Kunsthaus Zürich

The Kunsthaus Zürich, designed by the Swiss architect Karl Moser, was built between 1904 and 1910 and is situated on Heimplatz, a square in Zurich’s city centre. The existing museum is to be expanded with a new building on the opposite side of the square, designed by David Chipperfield Architects Berlin. The new extension will display a collection of classic modernism, the Bührle Collection, temporary exhibitions and a contemporary art collection starting from the 1960s. Together with the Schauspielhaus (theatre) on the eastern side of the square, the museum buildings will form a ‘gateway to the arts’, an urban entry to the education mile leading to the university buildings to the north.

Kunsthaus Zürich

The Kunsthaus Zürich, designed by the Swiss architect Karl Moser, was built between 1904 and 1910 and is situated on Heimplatz, a square in Zurich’s city centre. The existing museum is to be expanded with a new building on the opposite side of the square, designed by David Chipperfield Architects Berlin. The new extension will display a collection of classic modernism, the Bührle Collection, temporary exhibitions and a contemporary art collection starting from the 1960s. Together with the Schauspielhaus (theatre) on the eastern side of the square, the museum buildings will form a ‘gateway to the arts’, an urban entry to the education mile leading to the university buildings to the north.

The urban concept envisages the placement of a clear geometric volume on the north edge of the square, resulting in the definition of two new public spaces – an urban square framed by architecture to the south and the art garden acting as a natural counterpoint to the north.
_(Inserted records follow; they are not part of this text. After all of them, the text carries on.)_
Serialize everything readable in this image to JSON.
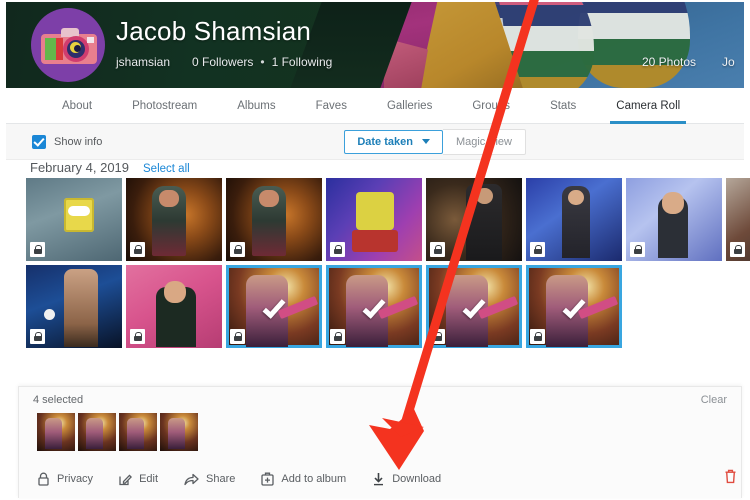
{
  "profile": {
    "name": "Jacob Shamsian",
    "username": "jshamsian",
    "followers": "0 Followers",
    "separator": "•",
    "following": "1 Following",
    "photo_count": "20 Photos",
    "right_cut_label": "Jo",
    "avatar_icon": "camera-icon"
  },
  "nav": {
    "tabs": [
      {
        "label": "About",
        "active": false
      },
      {
        "label": "Photostream",
        "active": false
      },
      {
        "label": "Albums",
        "active": false
      },
      {
        "label": "Faves",
        "active": false
      },
      {
        "label": "Galleries",
        "active": false
      },
      {
        "label": "Groups",
        "active": false
      },
      {
        "label": "Stats",
        "active": false
      },
      {
        "label": "Camera Roll",
        "active": true
      }
    ],
    "active_underline_color": "#2b8fc7"
  },
  "toolbar": {
    "show_info_label": "Show info",
    "show_info_checked": true,
    "checkbox_color": "#1b87d6",
    "date_taken_label": "Date taken",
    "date_taken_selected": true,
    "date_taken_color": "#1d7fb8",
    "magic_view_label": "Magic View"
  },
  "date_section": {
    "date_label": "February 4, 2019",
    "select_all_label": "Select all",
    "link_color": "#1b87d6"
  },
  "grid": {
    "selection_border_color": "#39a6e0",
    "lock_icon": "lock-icon",
    "check_icon": "check-icon",
    "rows": [
      {
        "cells": [
          {
            "art": "ph-sponge1",
            "selected": false,
            "locked": true
          },
          {
            "art": "ph-concert",
            "selected": false,
            "locked": true
          },
          {
            "art": "ph-concert",
            "selected": false,
            "locked": true
          },
          {
            "art": "ph-sponge2",
            "selected": false,
            "locked": true
          },
          {
            "art": "ph-dark",
            "selected": false,
            "locked": true
          },
          {
            "art": "ph-blue",
            "selected": false,
            "locked": true
          },
          {
            "art": "ph-lavender",
            "selected": false,
            "locked": true
          },
          {
            "art": "ph-couch",
            "selected": false,
            "locked": true
          }
        ]
      },
      {
        "cells": [
          {
            "art": "ph-stage",
            "selected": false,
            "locked": true
          },
          {
            "art": "ph-pink",
            "selected": false,
            "locked": true
          },
          {
            "art": "ph-guitar",
            "selected": true,
            "locked": true
          },
          {
            "art": "ph-guitar",
            "selected": true,
            "locked": true
          },
          {
            "art": "ph-guitar",
            "selected": true,
            "locked": true
          },
          {
            "art": "ph-guitar",
            "selected": true,
            "locked": true
          }
        ]
      }
    ]
  },
  "selection_bar": {
    "count_label": "4 selected",
    "clear_label": "Clear",
    "thumbnail_count": 4,
    "actions": [
      {
        "label": "Privacy",
        "icon": "lock-icon"
      },
      {
        "label": "Edit",
        "icon": "pencil-square-icon"
      },
      {
        "label": "Share",
        "icon": "share-arrow-icon"
      },
      {
        "label": "Add to album",
        "icon": "add-to-album-icon"
      },
      {
        "label": "Download",
        "icon": "download-icon"
      }
    ],
    "delete_icon": "trash-icon",
    "delete_icon_color": "#e04b3f"
  },
  "annotation": {
    "arrow_color": "#f4331f",
    "points_to": "Download"
  }
}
A publicly accessible hall, which spans the full length of the building, creates a link between these two new urban spaces. The large entrances facing the square and garden create a strong relationship with the surrounding city, while large windows on all sides of the building strengthen this connection. The façade of the extension is determined by traditional stone façades, which can be found in the existing museum as well as other significant, public buildings in Zurich. Slender pilaster strips placed at regular intervals and the sawn limestone surface interweave tradition with the present and embed the building in its urban context.
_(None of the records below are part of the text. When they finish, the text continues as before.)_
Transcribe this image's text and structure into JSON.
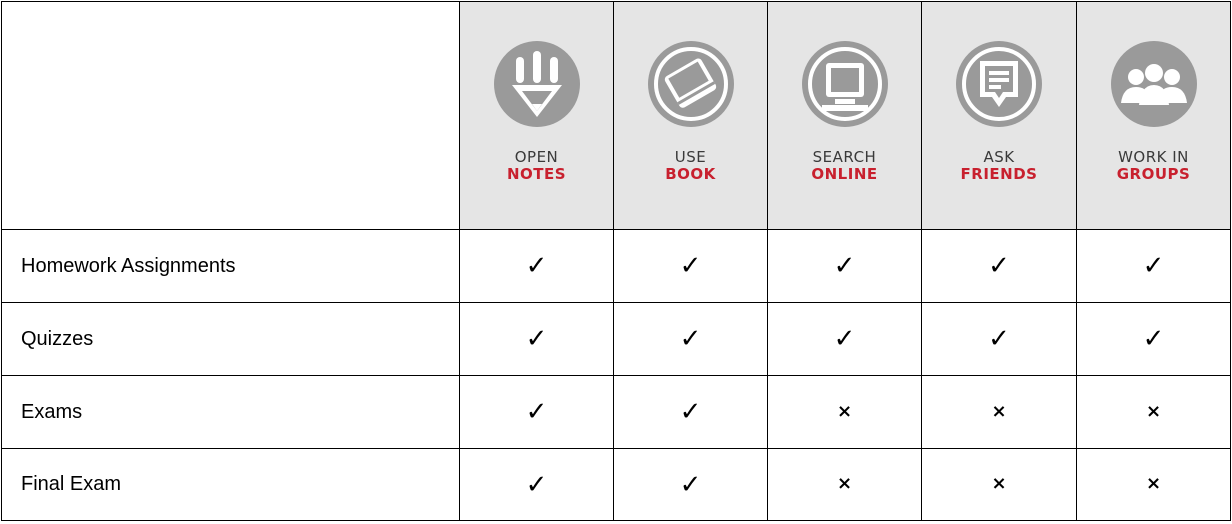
{
  "columns": [
    {
      "icon": "pencil-icon",
      "line1": "OPEN",
      "line2": "NOTES"
    },
    {
      "icon": "book-icon",
      "line1": "USE",
      "line2": "BOOK"
    },
    {
      "icon": "computer-icon",
      "line1": "SEARCH",
      "line2": "ONLINE"
    },
    {
      "icon": "chat-bubble-icon",
      "line1": "ASK",
      "line2": "FRIENDS"
    },
    {
      "icon": "group-icon",
      "line1": "WORK IN",
      "line2": "GROUPS"
    }
  ],
  "rows": [
    {
      "label": "Homework Assignments",
      "marks": [
        "✓",
        "✓",
        "✓",
        "✓",
        "✓"
      ]
    },
    {
      "label": "Quizzes",
      "marks": [
        "✓",
        "✓",
        "✓",
        "✓",
        "✓"
      ]
    },
    {
      "label": "Exams",
      "marks": [
        "✓",
        "✓",
        "×",
        "×",
        "×"
      ]
    },
    {
      "label": "Final Exam",
      "marks": [
        "✓",
        "✓",
        "×",
        "×",
        "×"
      ]
    }
  ],
  "colors": {
    "icon_gray": "#9a9a9a",
    "header_bg": "#e5e5e5",
    "accent_red": "#c8202e"
  }
}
The floor plan of the building is based on the idea of a ‘house of rooms’. All public facilities, such as café / bar, event hall, museum shop and education services, are arranged at ground floor level around the central entrance hall. The hall is accessible to the public from both the garden and Heimplatz, breathing new life into the square. The two upper floors are reserved for the display of art, with the exhibition spaces forming a sequence of rooms of varying size. Daylight enters the building from the side on the first floor and through skylight openings on the second floor, giving the visitor orientation in terms of both time and space.

Competition:
2008
Project start:
2009
Completion due:
2020
Gross floor area:
23,300 m²
Client:
Einfache Gesellschaft Kunsthaus Erweiterung (EGKE)
Architect:
David Chipperfield Architects Berlin